A monthly index tracking business conditions in Colorado has advanced for a second straight month in part because of growth in the energy industry.
The Business Conditions Index edged upward four-tenths to 53.7 for November. The consecutive gains for the index were the first since a three-month string of increases between September and November 2009 led to a reading of 70.3, the highest in almost two years.
“Firms in the state linked to the energy sector continue to experience very healthy growth, offsetting somewhat weaker conditions among the state’s durable goods producers,” said Ernie Goss, director of the Goss Institute for Economic Research in Denver.
Goss calculates the index for the mountain states of Colorado, Utah and Wyoming based on the results of monthly surveys of supply managers in the three states. Index readings range from 0 to 100. Readings above 50 forecast economic growth over the next three to six months.
In Colorado, the overall Business Conditions Index reflected higher component readings of 63.3 for new orders 46.7 for production or sales and 64.8 for employment.
“Many of the added workers over the past several months are temporary. I expect more and more permanent hires in the months ahead,” Goss said.
The combined Business Conditions Index for the mountain states rose six-tenths to 56 in November, forecasting growth, albeit at a slow pace. “Even though the leading economic indicator has been above growth-neutral for some time, growth has been, and will continue to be, modest,” Goss said.
“While our survey is dominated by manufacturers, it is the value-added services providers that are reporting much-improved business conditions,” he added. “Both durable and nondurable goods producers in the region continue to expand production with little or no growth in hiring. I do expect a turnaround in manufacturing hiring over the course of the next several months.”
The index reflects a higher reading for new orders at 59, but lower readings for production or sales at 54.7 and employment at 57.2. “Companies that have added significant new workers have relied on temporary workers for the increase,” Goss said.
Nonetheless, supply managers remain increasingly upbeat about the next six months, pushing up a confidence index four-tenths to 62.9.
“While the overall U.S. economy remains weak as gauged by unemployment rates, individual firms in the mountain states region are experiencing solid improvements in business conditions. This is translating into a strong economic outlook,” Goss said.
Supply managers reported adding to inventories of raw materials and supplies for 12th straight month, but at slower pace. The November reading for inventories rose six-tenths to 51.5.
The reading for prices paid, a measure of inflation at the wholesale level, advanced more than a point to 67.8. The index has remained above growth-neutral 50 for 17 out of the past 18 months. Goss said 6.8 percent of supply managers responding to the November survey anticipate increasing prices over the next six months, up from 4.8 percent in July.

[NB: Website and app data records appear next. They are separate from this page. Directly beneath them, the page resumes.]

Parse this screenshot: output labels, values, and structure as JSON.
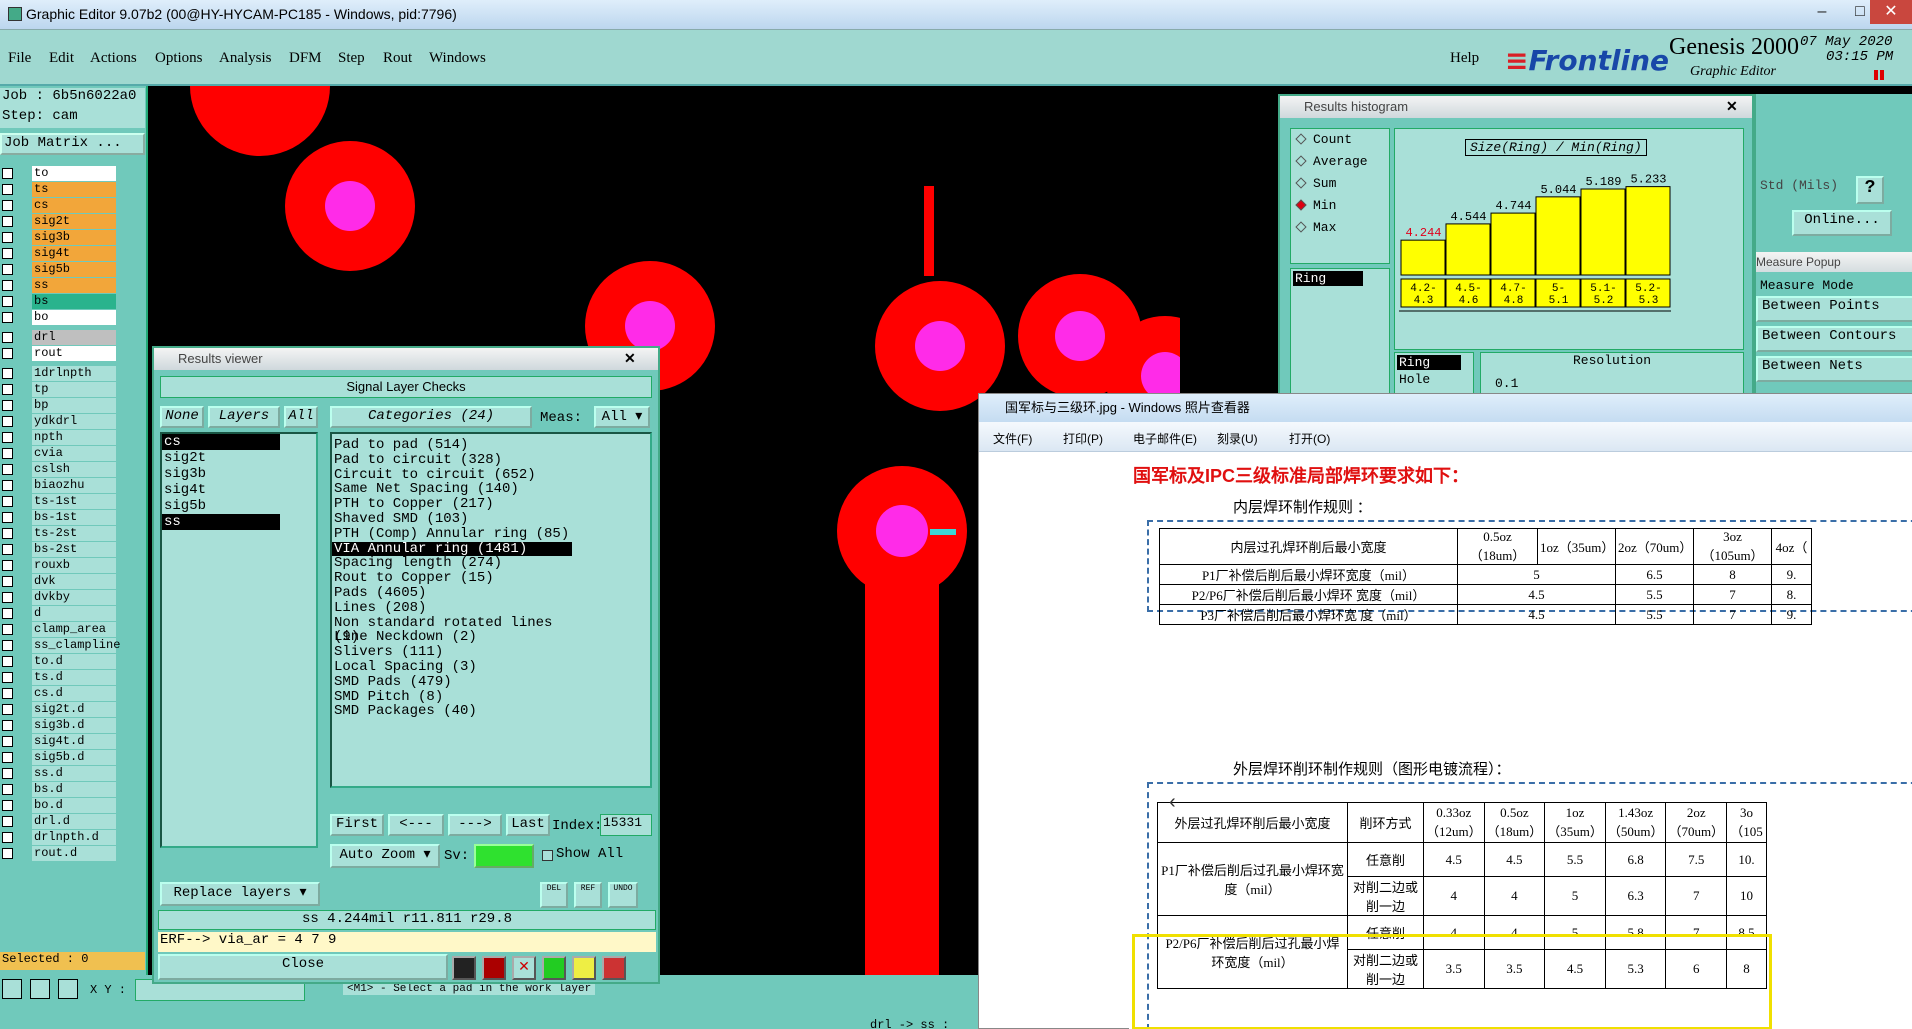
{
  "app": {
    "title": "Graphic Editor 9.07b2 (00@HY-HYCAM-PC185 - Windows, pid:7796)",
    "menu": [
      "File",
      "Edit",
      "Actions",
      "Options",
      "Analysis",
      "DFM",
      "Step",
      "Rout",
      "Windows"
    ],
    "help": "Help",
    "brand": "Frontline",
    "product": "Genesis 2000",
    "subtitle": "Graphic Editor",
    "date": "07 May 2020",
    "time": "03:15 PM"
  },
  "left": {
    "job": "Job : 6b5n6022a0",
    "step": "Step: cam",
    "job_matrix": "Job Matrix ...",
    "selected": "Selected : 0",
    "counts": "4 7 9",
    "xy_label": "X Y :",
    "layers_top": [
      {
        "name": "to",
        "color": "#ffffff"
      },
      {
        "name": "ts",
        "color": "#f2a63a"
      },
      {
        "name": "cs",
        "color": "#f2a63a"
      },
      {
        "name": "sig2t",
        "color": "#f2a63a"
      },
      {
        "name": "sig3b",
        "color": "#f2a63a"
      },
      {
        "name": "sig4t",
        "color": "#f2a63a"
      },
      {
        "name": "sig5b",
        "color": "#f2a63a"
      },
      {
        "name": "ss",
        "color": "#f2a63a"
      },
      {
        "name": "bs",
        "color": "#2ab38d"
      },
      {
        "name": "bo",
        "color": "#ffffff"
      }
    ],
    "layers_drill": [
      {
        "name": "drl",
        "color": "#bfbfbf"
      },
      {
        "name": "rout",
        "color": "#ffffff"
      }
    ],
    "layers_misc": [
      "1drlnpth",
      "tp",
      "bp",
      "ydkdrl",
      "npth",
      "cvia",
      "cslsh",
      "biaozhu",
      "ts-1st",
      "bs-1st",
      "ts-2st",
      "bs-2st",
      "rouxb",
      "dvk",
      "dvkby",
      "d",
      "clamp_area",
      "ss_clampline",
      "to.d",
      "ts.d",
      "cs.d",
      "sig2t.d",
      "sig3b.d",
      "sig4t.d",
      "sig5b.d",
      "ss.d",
      "bs.d",
      "bo.d",
      "drl.d",
      "drlnpth.d",
      "rout.d"
    ]
  },
  "results_viewer": {
    "title": "Results viewer",
    "header": "Signal Layer Checks",
    "none": "None",
    "layers": "Layers",
    "all": "All",
    "categories_label": "Categories (24)",
    "meas_label": "Meas:",
    "meas_value": "All",
    "layer_list": [
      "cs",
      "sig2t",
      "sig3b",
      "sig4t",
      "sig5b",
      "ss"
    ],
    "categories": [
      "Pad to pad (514)",
      "Pad to circuit (328)",
      "Circuit to circuit (652)",
      "Same Net Spacing (140)",
      "PTH to Copper (217)",
      "Shaved SMD (103)",
      "PTH (Comp) Annular ring (85)",
      "VIA Annular ring (1481)",
      "Spacing length (274)",
      "Rout to Copper (15)",
      "Pads (4605)",
      "Lines (208)",
      "Non standard rotated lines (9)",
      "Line Neckdown (2)",
      "Slivers (111)",
      "Local Spacing (3)",
      "SMD Pads (479)",
      "SMD Pitch (8)",
      "SMD Packages (40)"
    ],
    "selected_category": "VIA Annular ring (1481)",
    "nav": {
      "first": "First",
      "prev": "<---",
      "next": "--->",
      "last": "Last",
      "index_label": "Index:",
      "index_value": "15331"
    },
    "auto_zoom": "Auto Zoom",
    "sv": "Sv:",
    "show_all": "Show All",
    "replace_layers": "Replace layers",
    "del": "DEL",
    "ref": "REF",
    "undo": "UNDO",
    "status": "ss 4.244mil  r11.811  r29.8",
    "erf": "ERF--> via_ar = ",
    "close": "Close"
  },
  "histogram": {
    "title": "Results histogram",
    "options": [
      "Count",
      "Average",
      "Sum",
      "Min",
      "Max"
    ],
    "selected": "Min",
    "chart_title": "Size(Ring) / Min(Ring)",
    "ring": "Ring",
    "hole": "Hole",
    "resolution": "Resolution",
    "resolution_value": "0.1"
  },
  "chart_data": {
    "type": "bar",
    "title": "Size(Ring) / Min(Ring)",
    "categories": [
      "4.2-4.3",
      "4.5-4.6",
      "4.7-4.8",
      "5-5.1",
      "5.1-5.2",
      "5.2-5.3"
    ],
    "values": [
      4.244,
      4.544,
      4.744,
      5.044,
      5.189,
      5.233
    ],
    "colors": {
      "bar": "#ffff00",
      "first_label": "#e0001b"
    }
  },
  "measure": {
    "std": "Std (Mils)",
    "help": "?",
    "online": "Online...",
    "popup": "Measure Popup",
    "mode": "Measure Mode",
    "items": [
      "Between Points",
      "Between Contours",
      "Between Nets"
    ]
  },
  "bottom": {
    "prompt": "<M1> - Select a pad in the work layer",
    "drl": "drl -> ss : 0.0"
  },
  "photo": {
    "title": "国军标与三级环.jpg - Windows 照片查看器",
    "toolbar": [
      "文件(F)",
      "打印(P)",
      "电子邮件(E)",
      "刻录(U)",
      "打开(O)"
    ],
    "heading": "国军标及IPC三级标准局部焊环要求如下：",
    "inner_title": "内层焊环制作规则 ：",
    "inner_header": [
      "内层过孔焊环削后最小宽度",
      "0.5oz（18um）",
      "1oz（35um）",
      "2oz（70um）",
      "3oz（105um）",
      "4oz（"
    ],
    "inner_rows": [
      [
        "P1厂补偿后削后最小焊环宽度（mil）",
        "5",
        "6.5",
        "8",
        "9."
      ],
      [
        "P2/P6厂补偿后削后最小焊环 宽度（mil）",
        "4.5",
        "5.5",
        "7",
        "8."
      ],
      [
        "P3厂补偿后削后最小焊环宽 度（mil）",
        "4.5",
        "5.5",
        "7",
        "9."
      ]
    ],
    "outer_title": "外层焊环削环制作规则（图形电镀流程）：",
    "outer_header": [
      "外层过孔焊环削后最小宽度",
      "削环方式",
      "0.33oz（12um）",
      "0.5oz（18um）",
      "1oz（35um）",
      "1.43oz（50um）",
      "2oz（70um）",
      "3o（105"
    ],
    "outer_p1": "P1厂补偿后削后过孔最小焊环宽度（mil）",
    "outer_p2": "P2/P6厂补偿后削后过孔最小焊环宽度（mil）",
    "m1": "任意削",
    "m2": "对削二边或削一边",
    "p1_row1": [
      "4.5",
      "4.5",
      "5.5",
      "6.8",
      "7.5",
      "10."
    ],
    "p1_row2": [
      "4",
      "4",
      "5",
      "6.3",
      "7",
      "10"
    ],
    "p2_row1": [
      "4",
      "4",
      "5",
      "5.8",
      "7",
      "8.5"
    ],
    "p2_row2": [
      "3.5",
      "3.5",
      "4.5",
      "5.3",
      "6",
      "8"
    ],
    "highlight_color": "#f0e000"
  }
}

Trade numbers remained healthy in November, although the reading for export orders slipped seven-tenths to 60.1 and the reading for imports retreated more than nine points to 56.3. “Unless the debt problems of Portugal, Ireland and Spain spill over into the rest of the Euro zone, I expect strong energy income to continue to push the mountain states economy forward,” Goss said. However, a decline in the Euro relative to the dollar could affect U.S. energy commodity prices and weaken regional economic growth, he added.
In Utah, the Business Conditions Index edged up a tenth to 56.1 with component readings of 56.4 for new orders, 56.5 for production or sales and 53.8 for employment.

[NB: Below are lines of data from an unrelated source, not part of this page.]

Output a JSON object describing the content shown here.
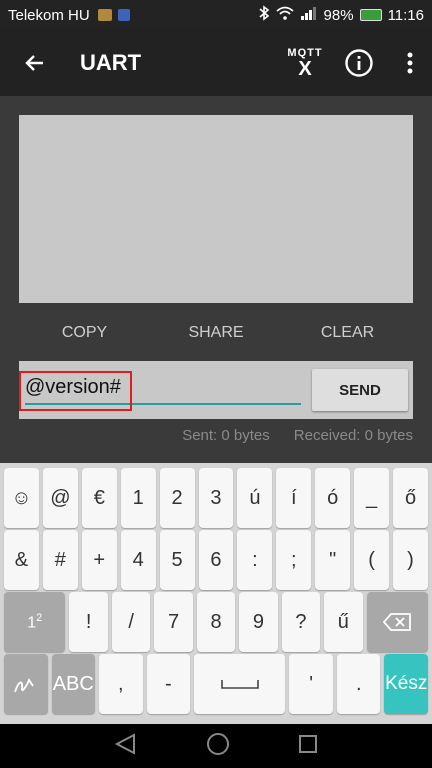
{
  "status_bar": {
    "carrier": "Telekom HU",
    "battery": "98%",
    "time": "11:16"
  },
  "app_bar": {
    "title": "UART",
    "mqtt_top": "MQTT",
    "mqtt_bottom": "X"
  },
  "actions": {
    "copy": "COPY",
    "share": "SHARE",
    "clear": "CLEAR"
  },
  "input": {
    "value": "@version#",
    "send_label": "SEND"
  },
  "counters": {
    "sent": "Sent: 0 bytes",
    "received": "Received: 0 bytes"
  },
  "keyboard": {
    "row1": [
      "☺",
      "@",
      "€",
      "1",
      "2",
      "3",
      "ú",
      "í",
      "ó",
      "_",
      "ő"
    ],
    "row2": [
      "&",
      "#",
      "+",
      "4",
      "5",
      "6",
      ":",
      ";",
      "\"",
      "(",
      ")"
    ],
    "row3": [
      "!",
      "/",
      "7",
      "8",
      "9",
      "?",
      "ű"
    ],
    "row3_pages": "1",
    "row3_pages_sup": "2",
    "row4_abc": "ABC",
    "row4_comma": ",",
    "row4_dash": "-",
    "row4_apos": "'",
    "row4_period": ".",
    "done": "Kész"
  }
}
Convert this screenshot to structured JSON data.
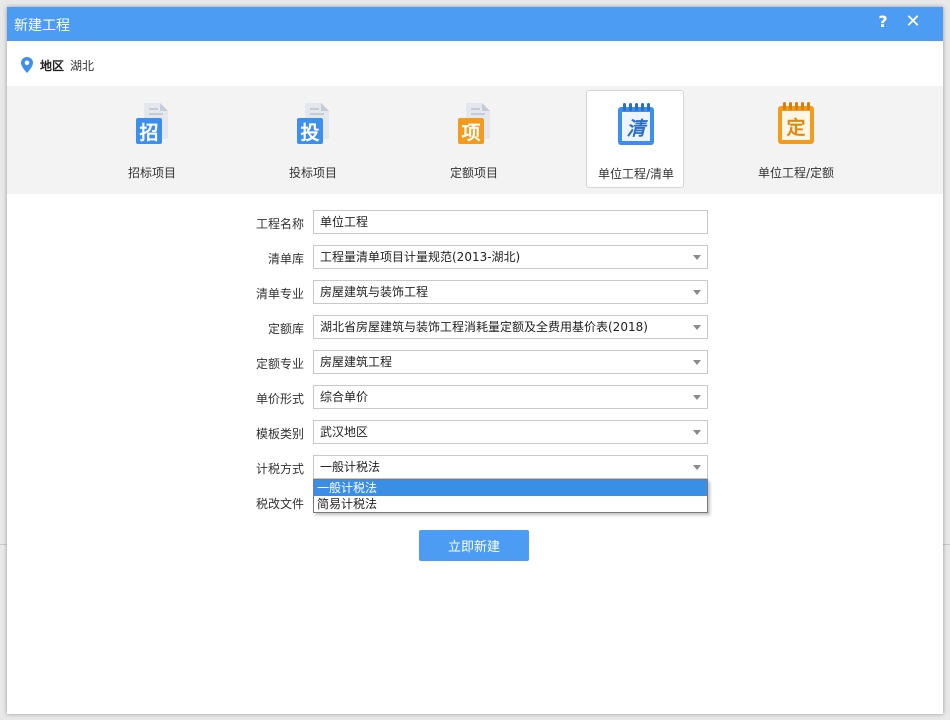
{
  "dialog": {
    "title": "新建工程",
    "help_label": "?",
    "close_label": "✕"
  },
  "region": {
    "label": "地区",
    "value": "湖北"
  },
  "project_types": [
    {
      "glyph": "招",
      "label": "招标项目",
      "icon": "zhao-document-icon",
      "color": "#3d8fee"
    },
    {
      "glyph": "投",
      "label": "投标项目",
      "icon": "tou-document-icon",
      "color": "#3d8fee"
    },
    {
      "glyph": "项",
      "label": "定额项目",
      "icon": "xiang-document-icon",
      "color": "#f29b1d"
    },
    {
      "glyph": "清",
      "label": "单位工程/清单",
      "icon": "qing-notebook-icon",
      "color": "#3d8fee"
    },
    {
      "glyph": "定",
      "label": "单位工程/定额",
      "icon": "ding-notebook-icon",
      "color": "#f29b1d"
    }
  ],
  "form": {
    "project_name": {
      "label": "工程名称",
      "value": "单位工程"
    },
    "bill_library": {
      "label": "清单库",
      "value": "工程量清单项目计量规范(2013-湖北)"
    },
    "bill_specialty": {
      "label": "清单专业",
      "value": "房屋建筑与装饰工程"
    },
    "quota_library": {
      "label": "定额库",
      "value": "湖北省房屋建筑与装饰工程消耗量定额及全费用基价表(2018)"
    },
    "quota_specialty": {
      "label": "定额专业",
      "value": "房屋建筑工程"
    },
    "unit_price_form": {
      "label": "单价形式",
      "value": "综合单价"
    },
    "template_category": {
      "label": "模板类别",
      "value": "武汉地区"
    },
    "tax_method": {
      "label": "计税方式",
      "value": "一般计税法",
      "options": [
        "一般计税法",
        "简易计税法"
      ]
    },
    "tax_reform_file": {
      "label": "税改文件"
    }
  },
  "create_button": "立即新建"
}
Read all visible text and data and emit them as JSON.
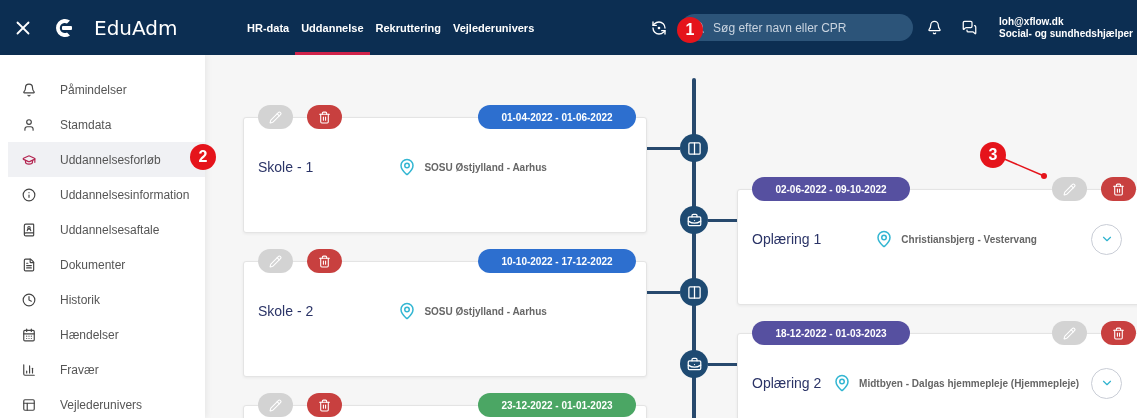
{
  "header": {
    "brand": "EduAdm",
    "tabs": [
      {
        "label": "HR-data",
        "selected": false
      },
      {
        "label": "Uddannelse",
        "selected": true
      },
      {
        "label": "Rekruttering",
        "selected": false
      },
      {
        "label": "Vejlederunivers",
        "selected": false
      }
    ],
    "search": {
      "placeholder": "Søg efter navn eller CPR"
    },
    "user": {
      "email": "loh@xflow.dk",
      "role": "Social- og sundhedshjælper"
    }
  },
  "sidebar": {
    "items": [
      {
        "label": "Påmindelser",
        "selected": false
      },
      {
        "label": "Stamdata",
        "selected": false
      },
      {
        "label": "Uddannelsesforløb",
        "selected": true
      },
      {
        "label": "Uddannelsesinformation",
        "selected": false
      },
      {
        "label": "Uddannelsesaftale",
        "selected": false
      },
      {
        "label": "Dokumenter",
        "selected": false
      },
      {
        "label": "Historik",
        "selected": false
      },
      {
        "label": "Hændelser",
        "selected": false
      },
      {
        "label": "Fravær",
        "selected": false
      },
      {
        "label": "Vejlederunivers",
        "selected": false
      }
    ]
  },
  "timeline": [
    {
      "kind": "school",
      "period": "01-04-2022 - 01-06-2022",
      "color": "#2d6fcf",
      "title": "Skole - 1",
      "location": "SOSU Østjylland - Aarhus"
    },
    {
      "kind": "training",
      "period": "02-06-2022 - 09-10-2022",
      "color": "#5650a0",
      "title": "Oplæring 1",
      "location": "Christiansbjerg - Vestervang"
    },
    {
      "kind": "school",
      "period": "10-10-2022 - 17-12-2022",
      "color": "#2d6fcf",
      "title": "Skole - 2",
      "location": "SOSU Østjylland - Aarhus"
    },
    {
      "kind": "training",
      "period": "18-12-2022 - 01-03-2023",
      "color": "#5650a0",
      "title": "Oplæring 2",
      "location": "Midtbyen - Dalgas hjemmepleje (Hjemmepleje)"
    },
    {
      "kind": "school",
      "period": "23-12-2022 - 01-01-2023",
      "color": "#4ba664"
    }
  ],
  "callouts": [
    {
      "label": "1"
    },
    {
      "label": "2"
    },
    {
      "label": "3"
    }
  ]
}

In Wyoming, the Business Conditions Index jumped more than two points to 54.4 with component readings of 66.7 for new orders, 49.9 for production or sales and 63.1 for employment.